The garden center has an actual kitchen, which Case thinks is pretty cool, so when he wants a break from the cooler food of yogurt, cereal, and granola, or grilled plantains or veggie burgers, he heads to garden center. It’s there that he meets Moira Fyres. She’s the first person he feels actually gets him, like can follow his cadences and the rhythm of his logic, and grow more interested, rather than less.
Talking to people has never been easy for Case. It hasn’t been easy for me, either. In fact, one of the greatest gifts of the pandemic, if a horrible thing can be said to bear gifts–well, no, it can’t. So let’s rephrase this: One of the byproducts of working remotely and staying at home for the past seven months is that I only have to talk in-person to one other person, my partner, who knows me well. And even if he doesn’t have the capacity to follow my talk at the moment, he never looks at me like I’m weird, and I know that later, when he does have the capacity, he’ll listen. And through all our decades together, I’ve pretty well figured out how to talk to him, at least when I’m not overwhelmed by stress, and he’s figured out pretty well how to listen, at those times when he’s not occupied with other thoughts or also overwhelmed with stress.
At any rate, I find it a tremendous relief not to have to try to talk to people at the office every day. I am all too familiar with the look that Avani Nair is giving Case here. Yeah, he’s just been talking about veggie dumplings and the process of making them, describing how to get those little crinkles on the edges, and you can tell from Avani’s expression that the way he said this, the particular details he selected to mention and notice, which are so important to him, but which aren’t really anything that a neurotypical would notice or even pay attention to, lead her to one conclusion: weird.
She likes him fine, and she thinks he’s cool, and he has a job that makes a real contribution, but when she gets right down to it, when she listens to what he says and how he talks and where he looks and the way his mind works, she can only conclude that he’s weird. Atypical, to be polite.
Well, no. He’s autistic. And he’s not an atypical autistic, at all. And the way his mind works, and how he talks, and interacts, and that he sometimes wears noise-cancelling headphones or might look over your shoulder, rather than in your eyes, and that he’s so into what he’s doing that he sometimes doesn’t notice anything else, isn’t really weird. It’s actually quite typical, for someone who’s autistic.

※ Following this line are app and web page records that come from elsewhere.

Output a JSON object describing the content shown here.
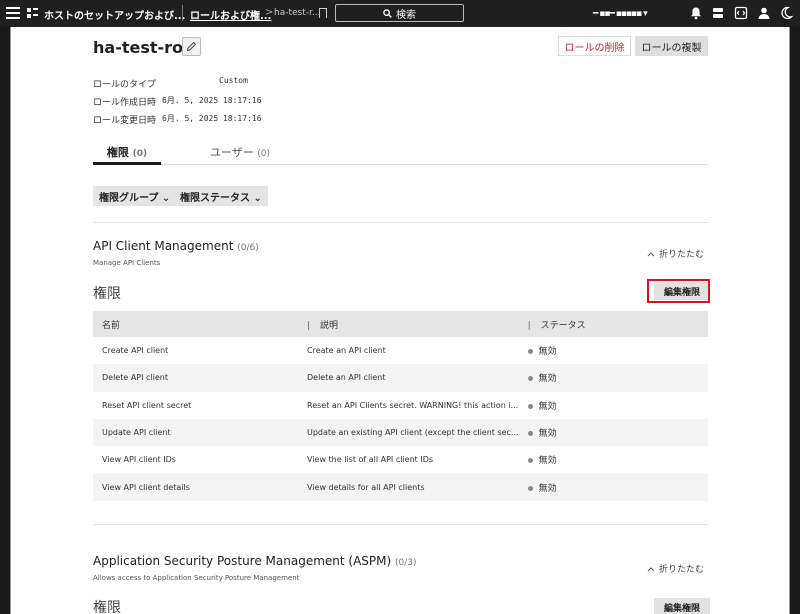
{
  "topbar": {
    "app_title": "ホストのセットアップおよび...",
    "crumb_1": "ロールおよび権...",
    "crumb_sep": ">",
    "crumb_2": "ha-test-r...",
    "search_label": "検索",
    "account": "━ ▪▪━ ▪▪▪▪▪ ▾"
  },
  "role": {
    "name": "ha-test-roll",
    "delete_label": "ロールの削除",
    "duplicate_label": "ロールの複製",
    "type_label": "ロールのタイプ",
    "type_value": "Custom",
    "created_label": "ロール作成日時",
    "created_value": "6月. 5, 2025 18:17:16",
    "modified_label": "ロール変更日時",
    "modified_value": "6月. 5, 2025 18:17:16"
  },
  "tabs": [
    {
      "label": "権限",
      "count": "(0)"
    },
    {
      "label": "ユーザー",
      "count": "(0)"
    }
  ],
  "filters": {
    "group": "権限グループ ⌄",
    "status": "権限ステータス ⌄"
  },
  "sections": [
    {
      "title": "API Client Management",
      "count": "(0/6)",
      "description": "Manage API Clients",
      "collapse_label": "折りたたむ",
      "perm_heading": "権限",
      "edit_label": "編集権限",
      "columns": [
        "名前",
        "説明",
        "ステータス"
      ],
      "rows": [
        {
          "name": "Create API client",
          "desc": "Create an API client",
          "status": "無効"
        },
        {
          "name": "Delete API client",
          "desc": "Delete an API client",
          "status": "無効"
        },
        {
          "name": "Reset API client secret",
          "desc": "Reset an API Clients secret. WARNING! this action i...",
          "status": "無効"
        },
        {
          "name": "Update API client",
          "desc": "Update an existing API client (except the client sec...",
          "status": "無効"
        },
        {
          "name": "View API client IDs",
          "desc": "View the list of all API client IDs",
          "status": "無効"
        },
        {
          "name": "View API client details",
          "desc": "View details for all API clients",
          "status": "無効"
        }
      ]
    },
    {
      "title": "Application Security Posture Management (ASPM)",
      "count": "(0/3)",
      "description": "Allows access to Application Security Posture Management",
      "collapse_label": "折りたたむ",
      "perm_heading": "権限",
      "edit_label": "編集権限"
    }
  ],
  "colors": {
    "topbar_bg": "#1f1f1f",
    "danger": "#c5222a",
    "highlight_box": "#d9141c"
  }
}
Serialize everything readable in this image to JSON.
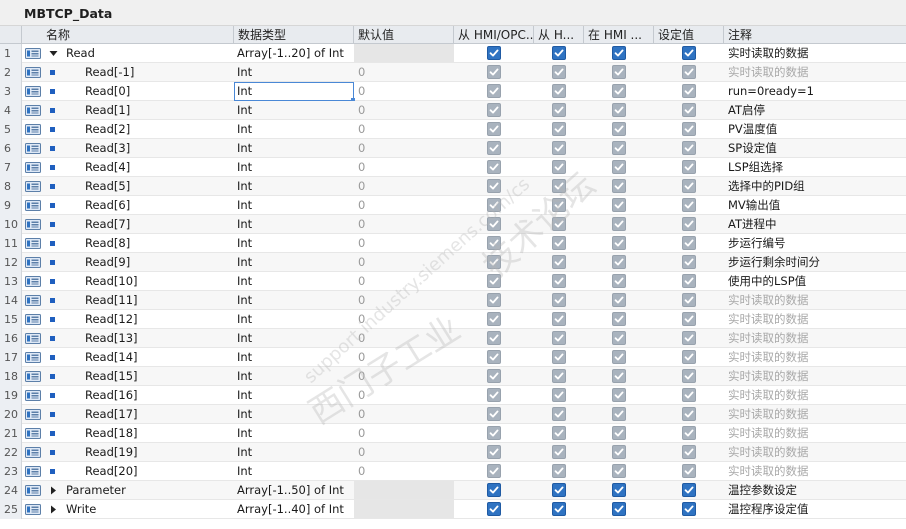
{
  "title": "MBTCP_Data",
  "columns": [
    "",
    "名称",
    "数据类型",
    "默认值",
    "从 HMI/OPC...",
    "从 H...",
    "在 HMI ...",
    "设定值",
    "注释"
  ],
  "watermark": {
    "line1": "西门子工业",
    "line2": "support.industry.siemens.com/cs",
    "line3": "技术论坛"
  },
  "rows": [
    {
      "num": "1",
      "name": "Read",
      "level": 0,
      "expander": "expanded",
      "type": "Array[-1..20] of Int",
      "default": "",
      "hmi_opc": true,
      "from_h": true,
      "in_hmi": true,
      "setpoint": true,
      "setpoint_dim": false,
      "comment": "实时读取的数据",
      "comment_grey": false
    },
    {
      "num": "2",
      "name": "Read[-1]",
      "level": 1,
      "expander": "none",
      "type": "Int",
      "default": "0",
      "hmi_opc": true,
      "from_h": true,
      "in_hmi": true,
      "setpoint": true,
      "setpoint_dim": true,
      "comment": "实时读取的数据",
      "comment_grey": true
    },
    {
      "num": "3",
      "name": "Read[0]",
      "level": 1,
      "expander": "none",
      "type": "Int",
      "default": "0",
      "hmi_opc": true,
      "from_h": true,
      "in_hmi": true,
      "setpoint": true,
      "setpoint_dim": true,
      "comment": "run=0ready=1",
      "comment_grey": false,
      "selected": true
    },
    {
      "num": "4",
      "name": "Read[1]",
      "level": 1,
      "expander": "none",
      "type": "Int",
      "default": "0",
      "hmi_opc": true,
      "from_h": true,
      "in_hmi": true,
      "setpoint": true,
      "setpoint_dim": true,
      "comment": "AT启停",
      "comment_grey": false
    },
    {
      "num": "5",
      "name": "Read[2]",
      "level": 1,
      "expander": "none",
      "type": "Int",
      "default": "0",
      "hmi_opc": true,
      "from_h": true,
      "in_hmi": true,
      "setpoint": true,
      "setpoint_dim": true,
      "comment": "PV温度值",
      "comment_grey": false
    },
    {
      "num": "6",
      "name": "Read[3]",
      "level": 1,
      "expander": "none",
      "type": "Int",
      "default": "0",
      "hmi_opc": true,
      "from_h": true,
      "in_hmi": true,
      "setpoint": true,
      "setpoint_dim": true,
      "comment": "SP设定值",
      "comment_grey": false
    },
    {
      "num": "7",
      "name": "Read[4]",
      "level": 1,
      "expander": "none",
      "type": "Int",
      "default": "0",
      "hmi_opc": true,
      "from_h": true,
      "in_hmi": true,
      "setpoint": true,
      "setpoint_dim": true,
      "comment": "LSP组选择",
      "comment_grey": false
    },
    {
      "num": "8",
      "name": "Read[5]",
      "level": 1,
      "expander": "none",
      "type": "Int",
      "default": "0",
      "hmi_opc": true,
      "from_h": true,
      "in_hmi": true,
      "setpoint": true,
      "setpoint_dim": true,
      "comment": "选择中的PID组",
      "comment_grey": false
    },
    {
      "num": "9",
      "name": "Read[6]",
      "level": 1,
      "expander": "none",
      "type": "Int",
      "default": "0",
      "hmi_opc": true,
      "from_h": true,
      "in_hmi": true,
      "setpoint": true,
      "setpoint_dim": true,
      "comment": "MV输出值",
      "comment_grey": false
    },
    {
      "num": "10",
      "name": "Read[7]",
      "level": 1,
      "expander": "none",
      "type": "Int",
      "default": "0",
      "hmi_opc": true,
      "from_h": true,
      "in_hmi": true,
      "setpoint": true,
      "setpoint_dim": true,
      "comment": "AT进程中",
      "comment_grey": false
    },
    {
      "num": "11",
      "name": "Read[8]",
      "level": 1,
      "expander": "none",
      "type": "Int",
      "default": "0",
      "hmi_opc": true,
      "from_h": true,
      "in_hmi": true,
      "setpoint": true,
      "setpoint_dim": true,
      "comment": "步运行编号",
      "comment_grey": false
    },
    {
      "num": "12",
      "name": "Read[9]",
      "level": 1,
      "expander": "none",
      "type": "Int",
      "default": "0",
      "hmi_opc": true,
      "from_h": true,
      "in_hmi": true,
      "setpoint": true,
      "setpoint_dim": true,
      "comment": "步运行剩余时间分",
      "comment_grey": false
    },
    {
      "num": "13",
      "name": "Read[10]",
      "level": 1,
      "expander": "none",
      "type": "Int",
      "default": "0",
      "hmi_opc": true,
      "from_h": true,
      "in_hmi": true,
      "setpoint": true,
      "setpoint_dim": true,
      "comment": "使用中的LSP值",
      "comment_grey": false
    },
    {
      "num": "14",
      "name": "Read[11]",
      "level": 1,
      "expander": "none",
      "type": "Int",
      "default": "0",
      "hmi_opc": true,
      "from_h": true,
      "in_hmi": true,
      "setpoint": true,
      "setpoint_dim": true,
      "comment": "实时读取的数据",
      "comment_grey": true
    },
    {
      "num": "15",
      "name": "Read[12]",
      "level": 1,
      "expander": "none",
      "type": "Int",
      "default": "0",
      "hmi_opc": true,
      "from_h": true,
      "in_hmi": true,
      "setpoint": true,
      "setpoint_dim": true,
      "comment": "实时读取的数据",
      "comment_grey": true
    },
    {
      "num": "16",
      "name": "Read[13]",
      "level": 1,
      "expander": "none",
      "type": "Int",
      "default": "0",
      "hmi_opc": true,
      "from_h": true,
      "in_hmi": true,
      "setpoint": true,
      "setpoint_dim": true,
      "comment": "实时读取的数据",
      "comment_grey": true
    },
    {
      "num": "17",
      "name": "Read[14]",
      "level": 1,
      "expander": "none",
      "type": "Int",
      "default": "0",
      "hmi_opc": true,
      "from_h": true,
      "in_hmi": true,
      "setpoint": true,
      "setpoint_dim": true,
      "comment": "实时读取的数据",
      "comment_grey": true
    },
    {
      "num": "18",
      "name": "Read[15]",
      "level": 1,
      "expander": "none",
      "type": "Int",
      "default": "0",
      "hmi_opc": true,
      "from_h": true,
      "in_hmi": true,
      "setpoint": true,
      "setpoint_dim": true,
      "comment": "实时读取的数据",
      "comment_grey": true
    },
    {
      "num": "19",
      "name": "Read[16]",
      "level": 1,
      "expander": "none",
      "type": "Int",
      "default": "0",
      "hmi_opc": true,
      "from_h": true,
      "in_hmi": true,
      "setpoint": true,
      "setpoint_dim": true,
      "comment": "实时读取的数据",
      "comment_grey": true
    },
    {
      "num": "20",
      "name": "Read[17]",
      "level": 1,
      "expander": "none",
      "type": "Int",
      "default": "0",
      "hmi_opc": true,
      "from_h": true,
      "in_hmi": true,
      "setpoint": true,
      "setpoint_dim": true,
      "comment": "实时读取的数据",
      "comment_grey": true
    },
    {
      "num": "21",
      "name": "Read[18]",
      "level": 1,
      "expander": "none",
      "type": "Int",
      "default": "0",
      "hmi_opc": true,
      "from_h": true,
      "in_hmi": true,
      "setpoint": true,
      "setpoint_dim": true,
      "comment": "实时读取的数据",
      "comment_grey": true
    },
    {
      "num": "22",
      "name": "Read[19]",
      "level": 1,
      "expander": "none",
      "type": "Int",
      "default": "0",
      "hmi_opc": true,
      "from_h": true,
      "in_hmi": true,
      "setpoint": true,
      "setpoint_dim": true,
      "comment": "实时读取的数据",
      "comment_grey": true
    },
    {
      "num": "23",
      "name": "Read[20]",
      "level": 1,
      "expander": "none",
      "type": "Int",
      "default": "0",
      "hmi_opc": true,
      "from_h": true,
      "in_hmi": true,
      "setpoint": true,
      "setpoint_dim": true,
      "comment": "实时读取的数据",
      "comment_grey": true
    },
    {
      "num": "24",
      "name": "Parameter",
      "level": 0,
      "expander": "collapsed",
      "type": "Array[-1..50] of Int",
      "default": "",
      "hmi_opc": true,
      "from_h": true,
      "in_hmi": true,
      "setpoint": true,
      "setpoint_dim": false,
      "comment": "温控参数设定",
      "comment_grey": false
    },
    {
      "num": "25",
      "name": "Write",
      "level": 0,
      "expander": "collapsed",
      "type": "Array[-1..40] of Int",
      "default": "",
      "hmi_opc": true,
      "from_h": true,
      "in_hmi": true,
      "setpoint": true,
      "setpoint_dim": false,
      "comment": "温控程序设定值",
      "comment_grey": false
    }
  ],
  "colors": {
    "checkbox": "#2f73c2",
    "checkbox_dim": "#a9b3be",
    "selection": "#4a88d6",
    "header_bg": "#e8ebef"
  }
}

At any rate, Moira Fyres gets him. She can listen to him and not roll her eyes or give that combo puzzled-judging look that Case came to believe was people’s default expression. When he talks with her, it’s like a load off–he can actually talk, and she will actually listen. And then she’ll talk. This is what social communication is supposed to feel like, he thinks. Double-empathy.
The garden center has become a hang-out for celebrities looking to bolster their reputation for being green. And that’s how Case comes to meet Ira Mahajan, the second person he’s ever met who gets him.
Ira’s not a celebrity. She’s a paparazzi. (If you read Deira’s Strannik Legacy, you wouldn’t be amiss to be thinking that paparazzi are the new mailmen–or mailwomen, as the case may be.)
She’s not really a paparazzi, she explains. She’s a photographer, but you don’t make much money taking photos of rusting cranes and stacks of containers. You can make money taking pictures of Judith Ward and Brytani Cho.
She joins Case at the chess table after Judith Ward leaves.
“I used to play this game all the time when I was a kid,” she says.
She falls right into an end-game trap.
“Don’t feel bad,” Case says. “Since you played chess as a kid, your chess-mind probably hasn’t kept up with the rest of your mind.”
She doesn’t look at him like he’s weird. She doesn’t misinterpret what he said and take offence.
Instead, she thinks.
“You know,” she replies, “you’re right. All my chess synapses haven’t really been developed since I was around ten years old.”
Later, while she’s playing blick-block, she calls out, “Do you think that blick-block synapses transfer to chess synapses? If so, then the next time we play, watch out!”
Case looks at the pieces, all lined up. It’s the beginning, everything in place, before the moves and the variations. And after every game, no matter how messy it gets in the middle-game, no matter how much conflict in the end-game, you always go back to this: lining up the pieces, with all that potential at the ready.